One: Create your own parkour course in your house, and play around with all kinds of movement– lifting legs to get over things, squatting to get under things (broom limbo, anyone?), twisting to reach spots on the floor or touch ones on the wall, walking or crawling sideways– you get the idea. Honestly, I’m going to do this. I went to one parkour course and found it challenging, engrossing, informative (about what my body likes and doesn’t like to do) and fun. For now, I think the DIY approach will do me.
Here’s a picture from one of those online courses that we need never sign up for, as we can just do what I suggested instead, for free.
Two: self-directed walking meditation. Wait a minute– didn’t I say I would come up with activities you hadn’t already read about? Aren’t there loads of articles suggesting walking meditation?
Well, yes, there are. But: I’m suggesting walking without touching the phone (or leaving it behind if that works for you), and setting yourself a task. It could be: noting or counting every blue house (color choice up to you), noting or counting every dog you see, every child you see. Or, walking in a different direction than usual, alternating right and left turns. Or going in a straight line as much as possible. You can set a timer on your phone if you like to tell you when to turn around. Or you can turn around when you like. This is not so much walking meditation as meandering. It can be for 5 minutes each way– the amount of time doesn’t matter.

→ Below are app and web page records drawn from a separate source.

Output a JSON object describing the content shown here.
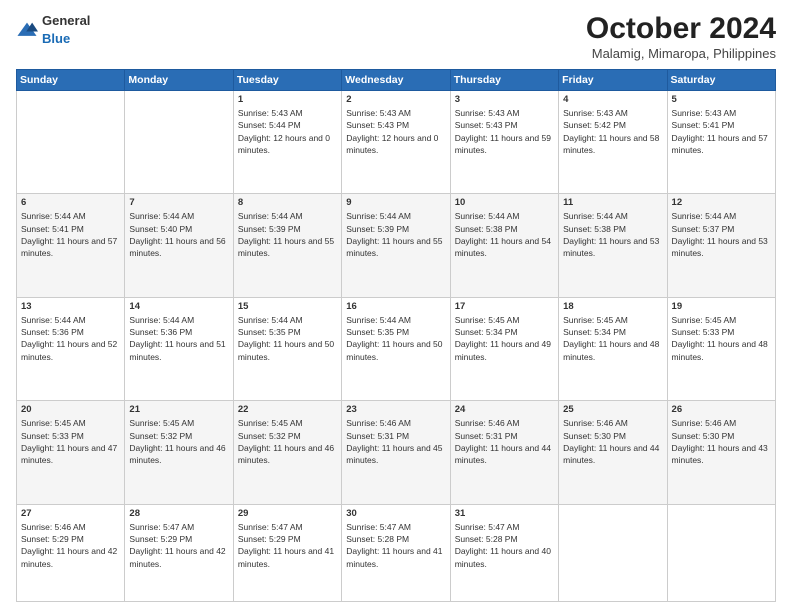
{
  "header": {
    "logo_general": "General",
    "logo_blue": "Blue",
    "month_title": "October 2024",
    "subtitle": "Malamig, Mimaropa, Philippines"
  },
  "days_of_week": [
    "Sunday",
    "Monday",
    "Tuesday",
    "Wednesday",
    "Thursday",
    "Friday",
    "Saturday"
  ],
  "weeks": [
    [
      {
        "day": "",
        "info": ""
      },
      {
        "day": "",
        "info": ""
      },
      {
        "day": "1",
        "info": "Sunrise: 5:43 AM\nSunset: 5:44 PM\nDaylight: 12 hours and 0 minutes."
      },
      {
        "day": "2",
        "info": "Sunrise: 5:43 AM\nSunset: 5:43 PM\nDaylight: 12 hours and 0 minutes."
      },
      {
        "day": "3",
        "info": "Sunrise: 5:43 AM\nSunset: 5:43 PM\nDaylight: 11 hours and 59 minutes."
      },
      {
        "day": "4",
        "info": "Sunrise: 5:43 AM\nSunset: 5:42 PM\nDaylight: 11 hours and 58 minutes."
      },
      {
        "day": "5",
        "info": "Sunrise: 5:43 AM\nSunset: 5:41 PM\nDaylight: 11 hours and 57 minutes."
      }
    ],
    [
      {
        "day": "6",
        "info": "Sunrise: 5:44 AM\nSunset: 5:41 PM\nDaylight: 11 hours and 57 minutes."
      },
      {
        "day": "7",
        "info": "Sunrise: 5:44 AM\nSunset: 5:40 PM\nDaylight: 11 hours and 56 minutes."
      },
      {
        "day": "8",
        "info": "Sunrise: 5:44 AM\nSunset: 5:39 PM\nDaylight: 11 hours and 55 minutes."
      },
      {
        "day": "9",
        "info": "Sunrise: 5:44 AM\nSunset: 5:39 PM\nDaylight: 11 hours and 55 minutes."
      },
      {
        "day": "10",
        "info": "Sunrise: 5:44 AM\nSunset: 5:38 PM\nDaylight: 11 hours and 54 minutes."
      },
      {
        "day": "11",
        "info": "Sunrise: 5:44 AM\nSunset: 5:38 PM\nDaylight: 11 hours and 53 minutes."
      },
      {
        "day": "12",
        "info": "Sunrise: 5:44 AM\nSunset: 5:37 PM\nDaylight: 11 hours and 53 minutes."
      }
    ],
    [
      {
        "day": "13",
        "info": "Sunrise: 5:44 AM\nSunset: 5:36 PM\nDaylight: 11 hours and 52 minutes."
      },
      {
        "day": "14",
        "info": "Sunrise: 5:44 AM\nSunset: 5:36 PM\nDaylight: 11 hours and 51 minutes."
      },
      {
        "day": "15",
        "info": "Sunrise: 5:44 AM\nSunset: 5:35 PM\nDaylight: 11 hours and 50 minutes."
      },
      {
        "day": "16",
        "info": "Sunrise: 5:44 AM\nSunset: 5:35 PM\nDaylight: 11 hours and 50 minutes."
      },
      {
        "day": "17",
        "info": "Sunrise: 5:45 AM\nSunset: 5:34 PM\nDaylight: 11 hours and 49 minutes."
      },
      {
        "day": "18",
        "info": "Sunrise: 5:45 AM\nSunset: 5:34 PM\nDaylight: 11 hours and 48 minutes."
      },
      {
        "day": "19",
        "info": "Sunrise: 5:45 AM\nSunset: 5:33 PM\nDaylight: 11 hours and 48 minutes."
      }
    ],
    [
      {
        "day": "20",
        "info": "Sunrise: 5:45 AM\nSunset: 5:33 PM\nDaylight: 11 hours and 47 minutes."
      },
      {
        "day": "21",
        "info": "Sunrise: 5:45 AM\nSunset: 5:32 PM\nDaylight: 11 hours and 46 minutes."
      },
      {
        "day": "22",
        "info": "Sunrise: 5:45 AM\nSunset: 5:32 PM\nDaylight: 11 hours and 46 minutes."
      },
      {
        "day": "23",
        "info": "Sunrise: 5:46 AM\nSunset: 5:31 PM\nDaylight: 11 hours and 45 minutes."
      },
      {
        "day": "24",
        "info": "Sunrise: 5:46 AM\nSunset: 5:31 PM\nDaylight: 11 hours and 44 minutes."
      },
      {
        "day": "25",
        "info": "Sunrise: 5:46 AM\nSunset: 5:30 PM\nDaylight: 11 hours and 44 minutes."
      },
      {
        "day": "26",
        "info": "Sunrise: 5:46 AM\nSunset: 5:30 PM\nDaylight: 11 hours and 43 minutes."
      }
    ],
    [
      {
        "day": "27",
        "info": "Sunrise: 5:46 AM\nSunset: 5:29 PM\nDaylight: 11 hours and 42 minutes."
      },
      {
        "day": "28",
        "info": "Sunrise: 5:47 AM\nSunset: 5:29 PM\nDaylight: 11 hours and 42 minutes."
      },
      {
        "day": "29",
        "info": "Sunrise: 5:47 AM\nSunset: 5:29 PM\nDaylight: 11 hours and 41 minutes."
      },
      {
        "day": "30",
        "info": "Sunrise: 5:47 AM\nSunset: 5:28 PM\nDaylight: 11 hours and 41 minutes."
      },
      {
        "day": "31",
        "info": "Sunrise: 5:47 AM\nSunset: 5:28 PM\nDaylight: 11 hours and 40 minutes."
      },
      {
        "day": "",
        "info": ""
      },
      {
        "day": "",
        "info": ""
      }
    ]
  ]
}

Three: do a DIY at-home exercise space or equipment project. Just ’cause. Here’s one I saw that looked appealing (for someone else to do): make a cover for your exercise ball. Here’s what a covered exercise ball looks like:
If you need instructions, you’re allowed to consult the internet. Here’s one site that discussed it in detail.
This project is well beyond my skill and patience level, but looks awesome:
Four: spend 30 minutes, an hour, an evening, the rest of the week, doing a course to learn another language (or brush up on one you studied). This would come in handy for last-minute immigration plans, but is in general stimulating and edifying, even if you’re planning on staying in your home country. I’ve wasted, uh, whiled away some otherwise-idle time with Duolingo, a free app and website. It’s my sort-of-intention to freshen up my college French this winter. Depending on how long the vote counts take, maybe I’ll start earlier than expected.
Five: fix something. Maybe it’s a hem of that pair of pants you’ve been avoiding because, well, it needs hemming. Maybe it’s a leaky faucet (fixing this for me means calling the plumber, but that counts, too). Some of my plants desperately need repotting, so there’s that. My fancy coffee machine needs special cleaning from time to time, too. We can all easily generate a list of a dozen such things to do. Maybe do one of them. And keep going until you lose interest, finish, or have to do something else.
Six: Rest. Nap, doze, drop off, head to bed early, stay in bed late, burrow in, and enjoy some slumber. Lots of us have been staying up late, waking up in the middle of the night, picking up our phones and scrolling through, looking for resolution, respite, or revolution. Maybe some or all of those will come. But we’re going to need our rest to deal with whatever comes. Including hauling those pipes to make that seesaw.
I’ll leave you with another look at the wordcloud of what one of my classes is doing today. What are you doing today? Do any of these activities seem appealing? Are you thinking about making the seesaw? Please let us know.